▶ **Prompt**:
What is the number of lines in the records below holding the string "shield"? Reply with it and nothing else.

▶ **Source material**:
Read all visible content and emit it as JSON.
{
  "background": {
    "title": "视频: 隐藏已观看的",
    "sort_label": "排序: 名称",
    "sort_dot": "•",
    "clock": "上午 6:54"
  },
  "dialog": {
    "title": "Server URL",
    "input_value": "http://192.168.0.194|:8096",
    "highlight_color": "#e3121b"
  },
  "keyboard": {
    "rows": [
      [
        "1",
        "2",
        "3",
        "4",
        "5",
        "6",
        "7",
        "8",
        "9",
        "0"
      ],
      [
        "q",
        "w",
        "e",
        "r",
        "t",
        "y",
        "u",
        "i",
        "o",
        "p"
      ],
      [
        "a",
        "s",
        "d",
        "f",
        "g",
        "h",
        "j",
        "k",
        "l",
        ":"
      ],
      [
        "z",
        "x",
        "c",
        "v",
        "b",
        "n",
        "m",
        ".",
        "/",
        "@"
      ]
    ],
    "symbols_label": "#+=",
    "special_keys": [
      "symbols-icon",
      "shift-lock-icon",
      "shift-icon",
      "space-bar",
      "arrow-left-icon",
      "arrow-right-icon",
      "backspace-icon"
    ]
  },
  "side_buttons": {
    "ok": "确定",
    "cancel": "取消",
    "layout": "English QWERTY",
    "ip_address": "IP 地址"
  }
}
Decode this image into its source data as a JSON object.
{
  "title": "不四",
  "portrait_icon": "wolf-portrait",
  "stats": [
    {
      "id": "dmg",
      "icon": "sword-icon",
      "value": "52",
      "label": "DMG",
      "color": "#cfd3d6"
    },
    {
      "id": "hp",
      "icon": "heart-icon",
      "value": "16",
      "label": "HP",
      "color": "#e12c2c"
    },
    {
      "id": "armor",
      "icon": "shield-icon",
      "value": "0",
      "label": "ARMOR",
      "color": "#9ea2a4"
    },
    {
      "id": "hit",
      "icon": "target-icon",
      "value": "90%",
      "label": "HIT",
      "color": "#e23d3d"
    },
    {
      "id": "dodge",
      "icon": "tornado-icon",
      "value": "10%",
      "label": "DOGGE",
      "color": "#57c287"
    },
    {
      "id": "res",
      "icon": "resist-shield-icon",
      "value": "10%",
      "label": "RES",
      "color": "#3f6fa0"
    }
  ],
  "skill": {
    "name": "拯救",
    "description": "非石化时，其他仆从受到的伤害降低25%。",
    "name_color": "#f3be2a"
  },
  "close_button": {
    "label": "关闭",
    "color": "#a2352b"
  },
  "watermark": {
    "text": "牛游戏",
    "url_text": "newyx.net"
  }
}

▶ **Solution to the problem**:
2